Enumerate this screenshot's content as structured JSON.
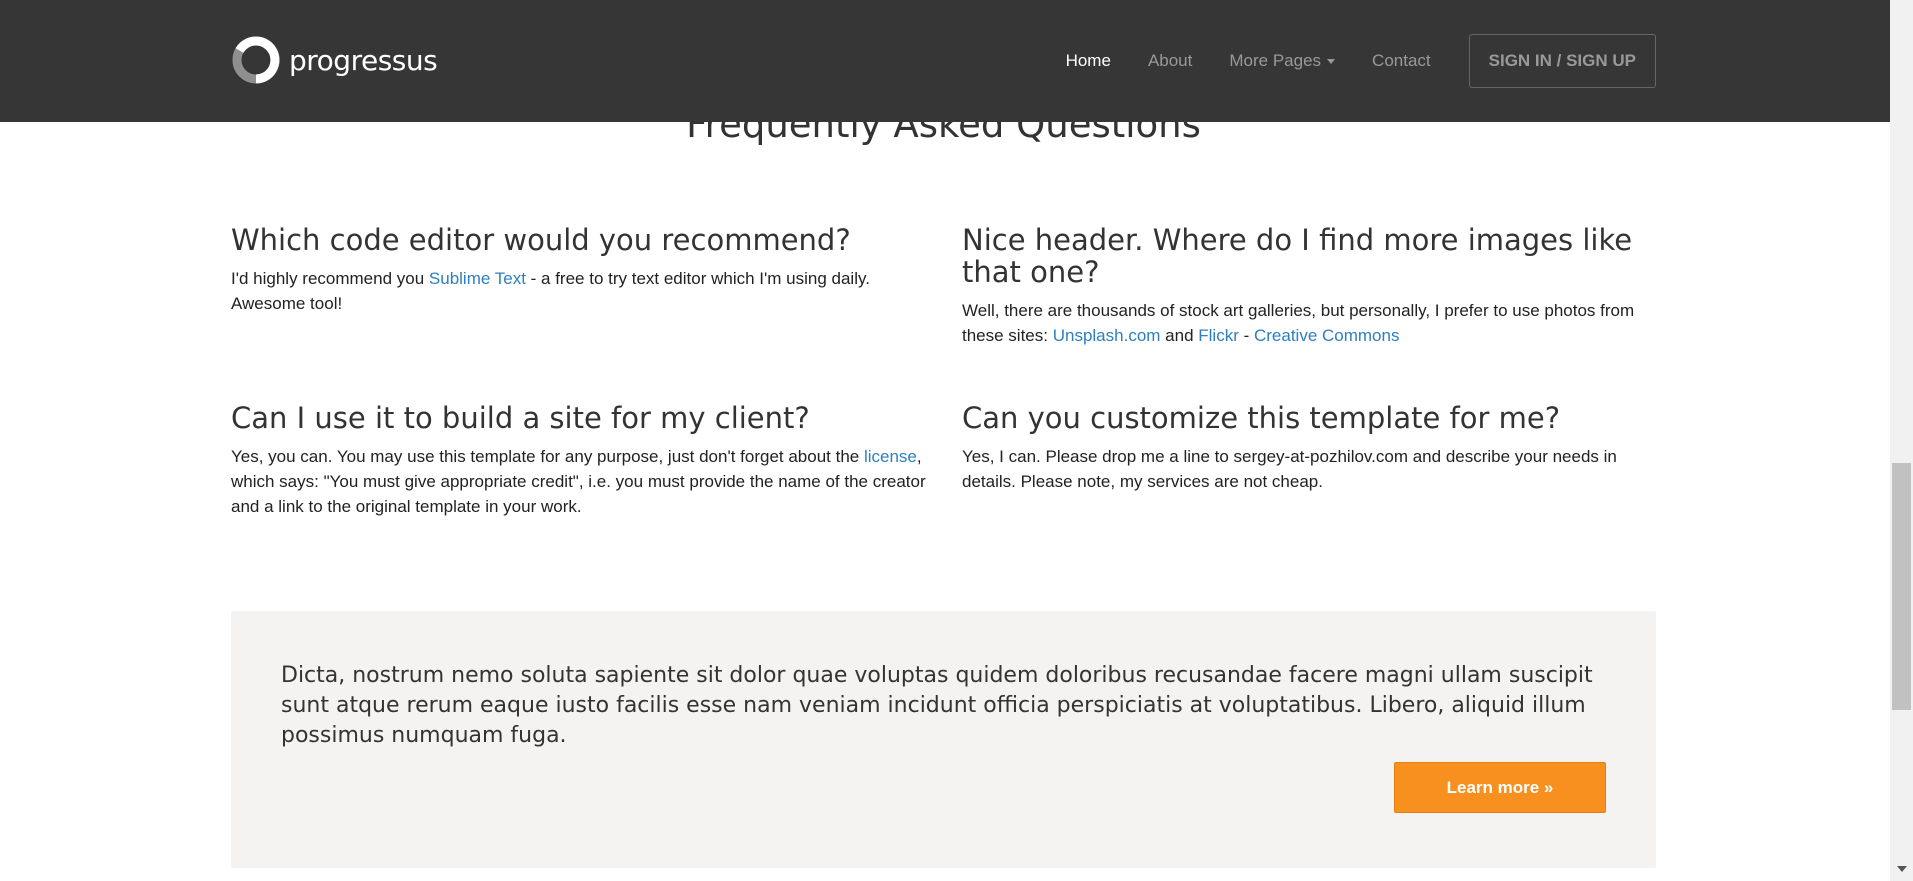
{
  "nav": {
    "brand": "progressus",
    "items": [
      "Home",
      "About",
      "More Pages",
      "Contact"
    ],
    "signin": "SIGN IN / SIGN UP"
  },
  "faq": {
    "title": "Frequently Asked Questions",
    "q1": {
      "question": "Which code editor would you recommend?",
      "a_pre": "I'd highly recommend you ",
      "a_link": "Sublime Text",
      "a_post": " - a free to try text editor which I'm using daily. Awesome tool!"
    },
    "q2": {
      "question": "Nice header. Where do I find more images like that one?",
      "a_pre": "Well, there are thousands of stock art galleries, but personally, I prefer to use photos from these sites: ",
      "link1": "Unsplash.com",
      "mid": " and ",
      "link2": "Flickr",
      "dash": " - ",
      "link3": "Creative Commons"
    },
    "q3": {
      "question": "Can I use it to build a site for my client?",
      "a_pre": "Yes, you can. You may use this template for any purpose, just don't forget about the ",
      "a_link": "license",
      "a_post": ", which says: \"You must give appropriate credit\", i.e. you must provide the name of the creator and a link to the original template in your work."
    },
    "q4": {
      "question": "Can you customize this template for me?",
      "answer": "Yes, I can. Please drop me a line to sergey-at-pozhilov.com and describe your needs in details. Please note, my services are not cheap."
    }
  },
  "jumbotron": {
    "text": "Dicta, nostrum nemo soluta sapiente sit dolor quae voluptas quidem doloribus recusandae facere magni ullam suscipit sunt atque rerum eaque iusto facilis esse nam veniam incidunt officia perspiciatis at voluptatibus. Libero, aliquid illum possimus numquam fuga.",
    "button": "Learn more »"
  },
  "colors": {
    "navbar": "#363636",
    "link": "#2e7fc2",
    "accent": "#f7901e",
    "panel": "#f4f3f1"
  }
}
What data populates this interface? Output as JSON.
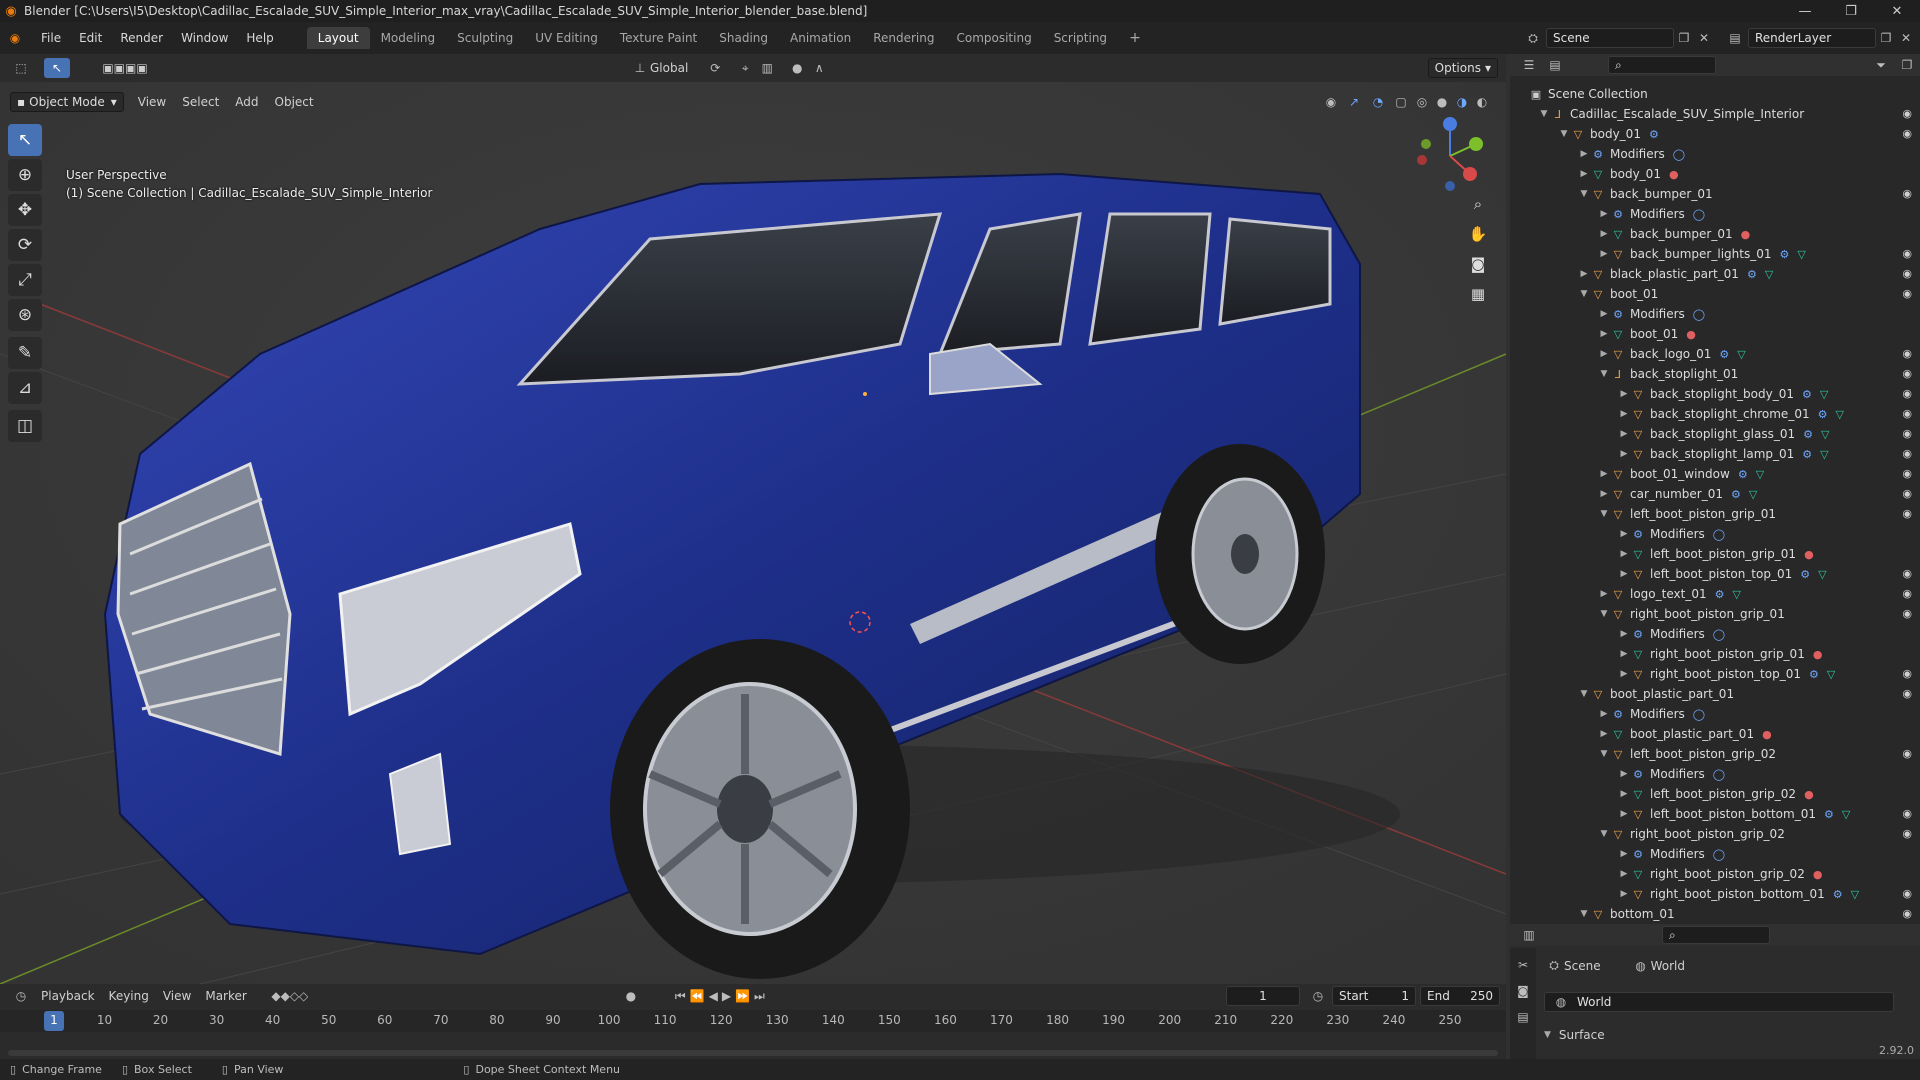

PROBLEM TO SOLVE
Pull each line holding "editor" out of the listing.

SOLUTION TO THE EXERCISE
      "question": "Which code editor would you recommend?",
      "a_post": " - a free to try text editor which I'm using daily. Awesome tool!"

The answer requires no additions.